Sunday, October 30, 2011

Backyard Horse Breeders: A Craigslist Example

We're back to Backyard Horse Breeders again. I browse Craigslist every morning over my breakfast cereal, and while it's nice to window-shop, it also sucks to run across people who just shouldn't be breeding horses.

First of all, I think there's nothing wrong with breeding to get one or two foals for yourself. Someday, I might even breed my mare Annie, despite her conformational flaws, because she is so special to me that I'd love to raise, train and keep a foal from her. As long as you're in a position to provide a good, life-long home for any foal you bring into the world, and you are dedicated to doing so, go right ahead! (Provided, of course, that you're not deluding yourself about your actual ability to afford to keep, raise and train said foal.)

However, don't create a foal believing you'll make a profit.
The true cost of stud fee + proper vet care for a pregnant mare + raising the foal right means that, unless you are producing a truly well-conformed, registered horse from a popular breed or bloodline, you might possibly break even when you sell the foal-- but I doubt it.

Don't create a foal just to have CUTE BABY, or because you want your kids to witness "the miracle of birth." It's wrong to bring another life into the world just for the dubious educational benefit (especially since we the internet and educational videos for that), or because you want a cute toy.

Here's the ad I ran into this morning:

As Craigslist ads go, this one is actually pretty decent; she's got all her spelling right, the information is clearly written and she's even got photographs. These sweet foals look super cute and well-fed too.

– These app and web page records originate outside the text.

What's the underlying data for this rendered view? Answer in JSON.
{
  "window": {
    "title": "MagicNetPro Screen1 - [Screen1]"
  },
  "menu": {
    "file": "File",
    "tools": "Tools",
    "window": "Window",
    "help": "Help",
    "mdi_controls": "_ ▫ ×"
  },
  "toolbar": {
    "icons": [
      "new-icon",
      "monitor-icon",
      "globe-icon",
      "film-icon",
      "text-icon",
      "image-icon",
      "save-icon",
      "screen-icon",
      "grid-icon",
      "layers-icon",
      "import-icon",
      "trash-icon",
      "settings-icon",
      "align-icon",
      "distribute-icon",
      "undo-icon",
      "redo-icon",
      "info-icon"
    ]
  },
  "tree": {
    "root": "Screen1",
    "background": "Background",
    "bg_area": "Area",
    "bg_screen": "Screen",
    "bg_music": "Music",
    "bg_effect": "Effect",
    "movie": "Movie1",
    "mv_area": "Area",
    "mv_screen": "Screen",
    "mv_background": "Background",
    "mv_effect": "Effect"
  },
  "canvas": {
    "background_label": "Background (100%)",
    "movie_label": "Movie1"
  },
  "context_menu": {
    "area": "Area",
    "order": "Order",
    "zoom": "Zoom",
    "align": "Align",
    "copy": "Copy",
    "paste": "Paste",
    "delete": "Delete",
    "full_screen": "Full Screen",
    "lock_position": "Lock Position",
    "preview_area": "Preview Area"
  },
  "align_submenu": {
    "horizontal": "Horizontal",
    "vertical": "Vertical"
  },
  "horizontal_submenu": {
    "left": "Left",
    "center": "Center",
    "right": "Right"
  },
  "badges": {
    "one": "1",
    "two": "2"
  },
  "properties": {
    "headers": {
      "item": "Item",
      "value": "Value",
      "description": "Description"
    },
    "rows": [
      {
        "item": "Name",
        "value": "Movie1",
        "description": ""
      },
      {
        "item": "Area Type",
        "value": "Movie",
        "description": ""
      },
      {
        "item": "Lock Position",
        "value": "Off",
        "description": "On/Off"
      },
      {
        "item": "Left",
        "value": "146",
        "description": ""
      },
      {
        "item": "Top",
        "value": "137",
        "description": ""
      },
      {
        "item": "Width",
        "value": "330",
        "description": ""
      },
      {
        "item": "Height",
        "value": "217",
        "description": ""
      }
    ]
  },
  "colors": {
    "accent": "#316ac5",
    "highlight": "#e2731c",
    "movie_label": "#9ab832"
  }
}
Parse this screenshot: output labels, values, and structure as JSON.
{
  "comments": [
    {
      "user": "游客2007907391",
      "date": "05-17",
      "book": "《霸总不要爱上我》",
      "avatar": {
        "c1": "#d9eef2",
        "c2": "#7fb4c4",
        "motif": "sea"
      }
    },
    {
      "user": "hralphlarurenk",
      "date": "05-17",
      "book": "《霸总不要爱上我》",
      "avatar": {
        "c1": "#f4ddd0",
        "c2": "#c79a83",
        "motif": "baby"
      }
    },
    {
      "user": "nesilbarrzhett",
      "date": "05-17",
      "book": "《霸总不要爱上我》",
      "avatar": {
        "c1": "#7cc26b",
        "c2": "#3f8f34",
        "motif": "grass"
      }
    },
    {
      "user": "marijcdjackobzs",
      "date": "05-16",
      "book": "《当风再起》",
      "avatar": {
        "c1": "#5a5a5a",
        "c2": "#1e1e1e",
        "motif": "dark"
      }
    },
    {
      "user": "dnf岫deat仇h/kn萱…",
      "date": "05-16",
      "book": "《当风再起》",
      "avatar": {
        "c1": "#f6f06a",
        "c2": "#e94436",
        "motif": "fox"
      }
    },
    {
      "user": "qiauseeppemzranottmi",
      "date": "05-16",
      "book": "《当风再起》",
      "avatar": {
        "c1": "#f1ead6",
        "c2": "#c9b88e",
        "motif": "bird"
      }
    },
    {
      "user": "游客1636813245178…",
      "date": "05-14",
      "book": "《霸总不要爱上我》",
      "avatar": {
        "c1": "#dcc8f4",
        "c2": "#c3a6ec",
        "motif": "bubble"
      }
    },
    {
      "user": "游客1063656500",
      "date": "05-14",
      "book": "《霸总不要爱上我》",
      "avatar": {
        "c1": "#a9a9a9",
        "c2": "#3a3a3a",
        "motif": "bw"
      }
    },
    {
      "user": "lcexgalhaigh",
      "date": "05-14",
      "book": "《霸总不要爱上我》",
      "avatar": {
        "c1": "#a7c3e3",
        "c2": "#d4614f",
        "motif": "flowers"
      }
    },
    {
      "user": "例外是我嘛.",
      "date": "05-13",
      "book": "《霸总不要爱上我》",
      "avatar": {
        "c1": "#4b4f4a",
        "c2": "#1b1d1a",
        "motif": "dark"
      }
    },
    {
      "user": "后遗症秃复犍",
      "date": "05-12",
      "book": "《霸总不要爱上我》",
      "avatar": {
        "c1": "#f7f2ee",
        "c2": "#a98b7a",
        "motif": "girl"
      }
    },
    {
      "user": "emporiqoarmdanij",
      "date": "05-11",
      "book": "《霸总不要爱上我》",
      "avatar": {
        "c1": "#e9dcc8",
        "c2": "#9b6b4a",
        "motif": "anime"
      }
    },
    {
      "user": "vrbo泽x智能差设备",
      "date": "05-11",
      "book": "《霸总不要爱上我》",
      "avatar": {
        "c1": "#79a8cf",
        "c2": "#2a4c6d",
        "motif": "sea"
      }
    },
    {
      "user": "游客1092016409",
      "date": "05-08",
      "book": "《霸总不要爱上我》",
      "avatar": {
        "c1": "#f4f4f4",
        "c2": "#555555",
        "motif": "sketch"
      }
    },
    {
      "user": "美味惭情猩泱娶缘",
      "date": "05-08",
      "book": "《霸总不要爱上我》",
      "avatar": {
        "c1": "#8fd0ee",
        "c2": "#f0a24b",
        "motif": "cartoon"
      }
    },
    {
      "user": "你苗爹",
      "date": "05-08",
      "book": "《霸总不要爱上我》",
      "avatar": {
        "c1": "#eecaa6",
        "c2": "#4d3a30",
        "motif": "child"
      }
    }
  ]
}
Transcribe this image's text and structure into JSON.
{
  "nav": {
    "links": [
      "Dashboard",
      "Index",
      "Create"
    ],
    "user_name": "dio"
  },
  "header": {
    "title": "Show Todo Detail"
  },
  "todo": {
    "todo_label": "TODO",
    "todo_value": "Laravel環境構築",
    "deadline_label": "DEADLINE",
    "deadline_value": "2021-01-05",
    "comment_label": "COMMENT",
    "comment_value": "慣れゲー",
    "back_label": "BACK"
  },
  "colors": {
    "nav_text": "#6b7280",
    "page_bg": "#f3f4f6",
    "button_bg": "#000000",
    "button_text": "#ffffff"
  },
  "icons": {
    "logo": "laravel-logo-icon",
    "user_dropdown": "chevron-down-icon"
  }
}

Here's the problem:

This woman has a "breeding stock paint" stallion that she's obviously breeding to anything with a uterus. A POA, a throughbred and a QH mare? What was she trying to do, play genetic roulette and see which foal came out the best?

It's not responsible breeding to combine random breeds for no good reason, especially since the results can be very unpredictable, and there are literally thousands of horses for sale out there that have any characteristics you might be looking for.

Okay, so then we deal with the fact that maybe one of these three colts could be registered-- the paint/QH. I'm not a horse snob by any means-- I don't even show. However, when a horse is registered in a breed association like AQHA, that horse has a greater chance of finding and keeping a home, and retaining value-- and thus, less likely to end up at the slaughter plant. By the way, the fact that this woman has listed ancient ancestors of the sire is stupid; a great-great-great grandson of Secretariat is just as likely to wind up on a dinner plate as a grade horse, if there are no actual papers. Ancient ancestry doesn't prove anything about the actual horse either; it doesn't increase value any more than a human is more desireable job candidate because his great great grand-daddy climbed Everest and was CEO of Sears & Robuck. Sire and dam, and grand sire and grand dam, most influence a horse's conformation and temperament.

Next, there's the environment in the pictures. It looks like a junk-filled forest. That appaloosa colt-- is he standing under a tree stand? A wooden playground set? Is little Whiskers enjoying his ramble around all the junk strewn on the ground? This is unsafe, and makes me wonder where the horses are really being kept. In a clean, junk-free facility with safe fencing? Or someone's barb-wire strewn front yard filled with downed tree limbs and junked cars?

Finally, we have the price. For just $200, you can take any of these little foals home for Christmas! Awww. But what does this cheap price say about the true value of these foals? To me, it screams, "Must sell!! Cheap cheap cheap!!" These foals are basically Walmart foals: low quality, low prices. And if that's what you're looking for, save yourself some money: head to your nearest horse auction and pick up a yearling or a two year old for the same price. That will mean one or two less years you have to feed, vet, trim and handle your new bargain bin foal before you can break it to ride. Or better yet, shell out a couple hundred more and buy a fully-grown, fully-trained grade trail horse! You'll be spending that money raising the unrideable foal, anyway.

There's just no reason to breed foals like this. Not when there are thousands of other horses just like them already in existence that are headed to slaughter plants because no one wants them.

If you want a positive example, here's one:

This little colt on the right has great conformation; even as a baby, you can see he's got a nice shoulder, a super hip and compact frame. He's over at the knee, but so are most foals- they straighten out. He's standing next to mommy in a gorgeous, safely-fenced green pasture. The website for these breeders clearly states that they believe in raising, handling and training their foals to grow up to be athletes in multiple disciplines. They actually put that into practice, too; their website details the trail rides, camping trips and competitions their horses have participated in. The breeders also describe, in detail, their breeding program, they're life-time members of AQHA and register all their stock, and they list the complete pedigrees of their horses. Now THAT'S "value."

1 comment:

  1. This made me laugh (and weep a bit for mankind, obviously) because I recently bought a great grandson of Secretariat headed straight for the slaughterhouse. Proof in the pudding!

    Anyway, I love your blog and your posts really ring true and make me think. Thanks!